▶ _Activity_: Restate all of the entries exactly. Any picture in them should be skipped.

▶ _Records for this task_:
►
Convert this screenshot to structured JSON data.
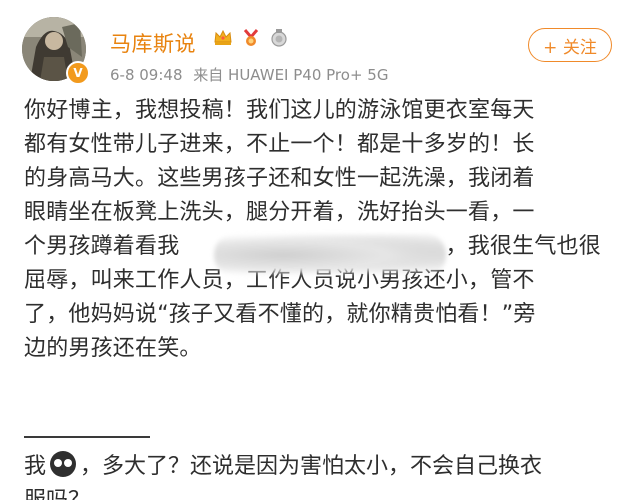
{
  "header": {
    "username": "马库斯说",
    "meta": {
      "date": "6-8 09:48",
      "source": "来自 HUAWEI P40 Pro+ 5G"
    },
    "follow_label": "+ 关注",
    "badges": [
      "crown-badge-icon",
      "medal-badge-icon",
      "ribbon-badge-icon"
    ],
    "avatar_badge": "V"
  },
  "post": {
    "lines": [
      "你好博主，我想投稿！我们这儿的游泳馆更衣室每天",
      "都有女性带儿子进来，不止一个！都是十多岁的！长",
      "的身高马大。这些男孩子还和女性一起洗澡，我闭着",
      "眼睛坐在板凳上洗头，腿分开着，洗好抬头一看，一",
      "个男孩蹲着看我                                     ，我很生气也很",
      "屈辱，叫来工作人员，工作人员说小男孩还小，管不",
      "了，他妈妈说“孩子又看不懂的，就你精贵怕看！”旁",
      "边的男孩还在笑。"
    ]
  },
  "reply": {
    "prefix": "我",
    "emoji": "cool-face-icon",
    "text": "，多大了？还说是因为害怕太小，不会自己换衣",
    "line2": "服吗？"
  },
  "colors": {
    "username": "#e8830f",
    "follow": "#f08a2a",
    "meta": "#8d8d8d",
    "text": "#2e2e2e"
  }
}
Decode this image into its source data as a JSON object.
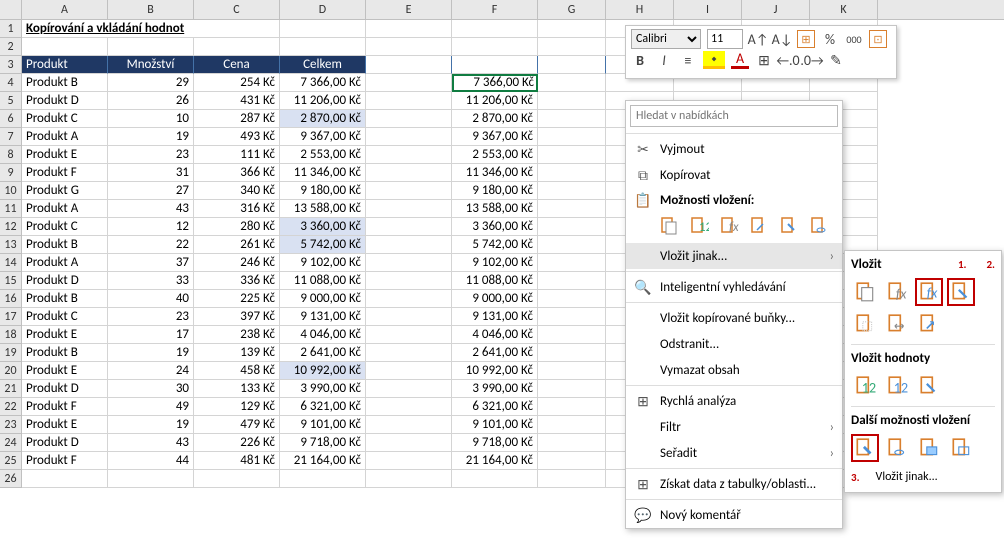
{
  "title": "Kopírování a vkládání hodnot",
  "columns": [
    "A",
    "B",
    "C",
    "D",
    "E",
    "F",
    "G",
    "H",
    "I",
    "J",
    "K"
  ],
  "headers": {
    "a": "Produkt",
    "b": "Množství",
    "c": "Cena",
    "d": "Celkem"
  },
  "mini": {
    "font": "Calibri",
    "size": "11",
    "bold": "B",
    "italic": "I",
    "percent": "%",
    "comma": "000"
  },
  "context": {
    "search_ph": "Hledat v nabídkách",
    "cut": "Vyjmout",
    "copy": "Kopírovat",
    "paste_opts": "Možnosti vložení:",
    "paste_special": "Vložit jinak...",
    "smart": "Inteligentní vyhledávání",
    "ins_copied": "Vložit kopírované buňky...",
    "delete": "Odstranit...",
    "clear": "Vymazat obsah",
    "quick": "Rychlá analýza",
    "filter": "Filtr",
    "sort": "Seřadit",
    "table_data": "Získat data z tabulky/oblasti...",
    "comment": "Nový komentář"
  },
  "sub": {
    "paste": "Vložit",
    "paste_values": "Vložit hodnoty",
    "paste_other": "Další možnosti vložení",
    "paste_special": "Vložit jinak...",
    "n1": "1.",
    "n2": "2.",
    "n3": "3."
  },
  "rows": [
    {
      "n": "4",
      "p": "Produkt B",
      "q": "29",
      "c": "254 Kč",
      "t": "7 366,00 Kč",
      "f": "7 366,00 Kč"
    },
    {
      "n": "5",
      "p": "Produkt D",
      "q": "26",
      "c": "431 Kč",
      "t": "11 206,00 Kč",
      "f": "11 206,00 Kč"
    },
    {
      "n": "6",
      "p": "Produkt C",
      "q": "10",
      "c": "287 Kč",
      "t": "2 870,00 Kč",
      "f": "2 870,00 Kč",
      "alt": 1
    },
    {
      "n": "7",
      "p": "Produkt A",
      "q": "19",
      "c": "493 Kč",
      "t": "9 367,00 Kč",
      "f": "9 367,00 Kč"
    },
    {
      "n": "8",
      "p": "Produkt E",
      "q": "23",
      "c": "111 Kč",
      "t": "2 553,00 Kč",
      "f": "2 553,00 Kč"
    },
    {
      "n": "9",
      "p": "Produkt F",
      "q": "31",
      "c": "366 Kč",
      "t": "11 346,00 Kč",
      "f": "11 346,00 Kč"
    },
    {
      "n": "10",
      "p": "Produkt G",
      "q": "27",
      "c": "340 Kč",
      "t": "9 180,00 Kč",
      "f": "9 180,00 Kč"
    },
    {
      "n": "11",
      "p": "Produkt A",
      "q": "43",
      "c": "316 Kč",
      "t": "13 588,00 Kč",
      "f": "13 588,00 Kč"
    },
    {
      "n": "12",
      "p": "Produkt C",
      "q": "12",
      "c": "280 Kč",
      "t": "3 360,00 Kč",
      "f": "3 360,00 Kč",
      "alt": 1
    },
    {
      "n": "13",
      "p": "Produkt B",
      "q": "22",
      "c": "261 Kč",
      "t": "5 742,00 Kč",
      "f": "5 742,00 Kč",
      "alt": 1
    },
    {
      "n": "14",
      "p": "Produkt A",
      "q": "37",
      "c": "246 Kč",
      "t": "9 102,00 Kč",
      "f": "9 102,00 Kč"
    },
    {
      "n": "15",
      "p": "Produkt D",
      "q": "33",
      "c": "336 Kč",
      "t": "11 088,00 Kč",
      "f": "11 088,00 Kč"
    },
    {
      "n": "16",
      "p": "Produkt B",
      "q": "40",
      "c": "225 Kč",
      "t": "9 000,00 Kč",
      "f": "9 000,00 Kč"
    },
    {
      "n": "17",
      "p": "Produkt C",
      "q": "23",
      "c": "397 Kč",
      "t": "9 131,00 Kč",
      "f": "9 131,00 Kč"
    },
    {
      "n": "18",
      "p": "Produkt E",
      "q": "17",
      "c": "238 Kč",
      "t": "4 046,00 Kč",
      "f": "4 046,00 Kč"
    },
    {
      "n": "19",
      "p": "Produkt B",
      "q": "19",
      "c": "139 Kč",
      "t": "2 641,00 Kč",
      "f": "2 641,00 Kč"
    },
    {
      "n": "20",
      "p": "Produkt E",
      "q": "24",
      "c": "458 Kč",
      "t": "10 992,00 Kč",
      "f": "10 992,00 Kč",
      "alt": 1
    },
    {
      "n": "21",
      "p": "Produkt D",
      "q": "30",
      "c": "133 Kč",
      "t": "3 990,00 Kč",
      "f": "3 990,00 Kč"
    },
    {
      "n": "22",
      "p": "Produkt F",
      "q": "49",
      "c": "129 Kč",
      "t": "6 321,00 Kč",
      "f": "6 321,00 Kč"
    },
    {
      "n": "23",
      "p": "Produkt E",
      "q": "19",
      "c": "479 Kč",
      "t": "9 101,00 Kč",
      "f": "9 101,00 Kč"
    },
    {
      "n": "24",
      "p": "Produkt D",
      "q": "43",
      "c": "226 Kč",
      "t": "9 718,00 Kč",
      "f": "9 718,00 Kč"
    },
    {
      "n": "25",
      "p": "Produkt F",
      "q": "44",
      "c": "481 Kč",
      "t": "21 164,00 Kč",
      "f": "21 164,00 Kč"
    }
  ]
}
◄
▶ _Response_:
Convert this screenshot to structured JSON data.
{
  "header": {
    "username": "马库斯说",
    "meta": {
      "date": "6-8 09:48",
      "source": "来自 HUAWEI P40 Pro+ 5G"
    },
    "follow_label": "+ 关注",
    "badges": [
      "crown-badge-icon",
      "medal-badge-icon",
      "ribbon-badge-icon"
    ],
    "avatar_badge": "V"
  },
  "post": {
    "lines": [
      "你好博主，我想投稿！我们这儿的游泳馆更衣室每天",
      "都有女性带儿子进来，不止一个！都是十多岁的！长",
      "的身高马大。这些男孩子还和女性一起洗澡，我闭着",
      "眼睛坐在板凳上洗头，腿分开着，洗好抬头一看，一",
      "个男孩蹲着看我                                     ，我很生气也很",
      "屈辱，叫来工作人员，工作人员说小男孩还小，管不",
      "了，他妈妈说“孩子又看不懂的，就你精贵怕看！”旁",
      "边的男孩还在笑。"
    ]
  },
  "reply": {
    "prefix": "我",
    "emoji": "cool-face-icon",
    "text": "，多大了？还说是因为害怕太小，不会自己换衣",
    "line2": "服吗？"
  },
  "colors": {
    "username": "#e8830f",
    "follow": "#f08a2a",
    "meta": "#8d8d8d",
    "text": "#2e2e2e"
  }
}
Decode this image into its source data as a JSON object.
{
  "title": "Kopírování a vkládání hodnot",
  "columns": [
    "A",
    "B",
    "C",
    "D",
    "E",
    "F",
    "G",
    "H",
    "I",
    "J",
    "K"
  ],
  "headers": {
    "a": "Produkt",
    "b": "Množství",
    "c": "Cena",
    "d": "Celkem"
  },
  "mini": {
    "font": "Calibri",
    "size": "11",
    "bold": "B",
    "italic": "I",
    "percent": "%",
    "comma": "000"
  },
  "context": {
    "search_ph": "Hledat v nabídkách",
    "cut": "Vyjmout",
    "copy": "Kopírovat",
    "paste_opts": "Možnosti vložení:",
    "paste_special": "Vložit jinak...",
    "smart": "Inteligentní vyhledávání",
    "ins_copied": "Vložit kopírované buňky...",
    "delete": "Odstranit...",
    "clear": "Vymazat obsah",
    "quick": "Rychlá analýza",
    "filter": "Filtr",
    "sort": "Seřadit",
    "table_data": "Získat data z tabulky/oblasti...",
    "comment": "Nový komentář"
  },
  "sub": {
    "paste": "Vložit",
    "paste_values": "Vložit hodnoty",
    "paste_other": "Další možnosti vložení",
    "paste_special": "Vložit jinak...",
    "n1": "1.",
    "n2": "2.",
    "n3": "3."
  },
  "rows": [
    {
      "n": "4",
      "p": "Produkt B",
      "q": "29",
      "c": "254 Kč",
      "t": "7 366,00 Kč",
      "f": "7 366,00 Kč"
    },
    {
      "n": "5",
      "p": "Produkt D",
      "q": "26",
      "c": "431 Kč",
      "t": "11 206,00 Kč",
      "f": "11 206,00 Kč"
    },
    {
      "n": "6",
      "p": "Produkt C",
      "q": "10",
      "c": "287 Kč",
      "t": "2 870,00 Kč",
      "f": "2 870,00 Kč",
      "alt": 1
    },
    {
      "n": "7",
      "p": "Produkt A",
      "q": "19",
      "c": "493 Kč",
      "t": "9 367,00 Kč",
      "f": "9 367,00 Kč"
    },
    {
      "n": "8",
      "p": "Produkt E",
      "q": "23",
      "c": "111 Kč",
      "t": "2 553,00 Kč",
      "f": "2 553,00 Kč"
    },
    {
      "n": "9",
      "p": "Produkt F",
      "q": "31",
      "c": "366 Kč",
      "t": "11 346,00 Kč",
      "f": "11 346,00 Kč"
    },
    {
      "n": "10",
      "p": "Produkt G",
      "q": "27",
      "c": "340 Kč",
      "t": "9 180,00 Kč",
      "f": "9 180,00 Kč"
    },
    {
      "n": "11",
      "p": "Produkt A",
      "q": "43",
      "c": "316 Kč",
      "t": "13 588,00 Kč",
      "f": "13 588,00 Kč"
    },
    {
      "n": "12",
      "p": "Produkt C",
      "q": "12",
      "c": "280 Kč",
      "t": "3 360,00 Kč",
      "f": "3 360,00 Kč",
      "alt": 1
    },
    {
      "n": "13",
      "p": "Produkt B",
      "q": "22",
      "c": "261 Kč",
      "t": "5 742,00 Kč",
      "f": "5 742,00 Kč",
      "alt": 1
    },
    {
      "n": "14",
      "p": "Produkt A",
      "q": "37",
      "c": "246 Kč",
      "t": "9 102,00 Kč",
      "f": "9 102,00 Kč"
    },
    {
      "n": "15",
      "p": "Produkt D",
      "q": "33",
      "c": "336 Kč",
      "t": "11 088,00 Kč",
      "f": "11 088,00 Kč"
    },
    {
      "n": "16",
      "p": "Produkt B",
      "q": "40",
      "c": "225 Kč",
      "t": "9 000,00 Kč",
      "f": "9 000,00 Kč"
    },
    {
      "n": "17",
      "p": "Produkt C",
      "q": "23",
      "c": "397 Kč",
      "t": "9 131,00 Kč",
      "f": "9 131,00 Kč"
    },
    {
      "n": "18",
      "p": "Produkt E",
      "q": "17",
      "c": "238 Kč",
      "t": "4 046,00 Kč",
      "f": "4 046,00 Kč"
    },
    {
      "n": "19",
      "p": "Produkt B",
      "q": "19",
      "c": "139 Kč",
      "t": "2 641,00 Kč",
      "f": "2 641,00 Kč"
    },
    {
      "n": "20",
      "p": "Produkt E",
      "q": "24",
      "c": "458 Kč",
      "t": "10 992,00 Kč",
      "f": "10 992,00 Kč",
      "alt": 1
    },
    {
      "n": "21",
      "p": "Produkt D",
      "q": "30",
      "c": "133 Kč",
      "t": "3 990,00 Kč",
      "f": "3 990,00 Kč"
    },
    {
      "n": "22",
      "p": "Produkt F",
      "q": "49",
      "c": "129 Kč",
      "t": "6 321,00 Kč",
      "f": "6 321,00 Kč"
    },
    {
      "n": "23",
      "p": "Produkt E",
      "q": "19",
      "c": "479 Kč",
      "t": "9 101,00 Kč",
      "f": "9 101,00 Kč"
    },
    {
      "n": "24",
      "p": "Produkt D",
      "q": "43",
      "c": "226 Kč",
      "t": "9 718,00 Kč",
      "f": "9 718,00 Kč"
    },
    {
      "n": "25",
      "p": "Produkt F",
      "q": "44",
      "c": "481 Kč",
      "t": "21 164,00 Kč",
      "f": "21 164,00 Kč"
    }
  ]
}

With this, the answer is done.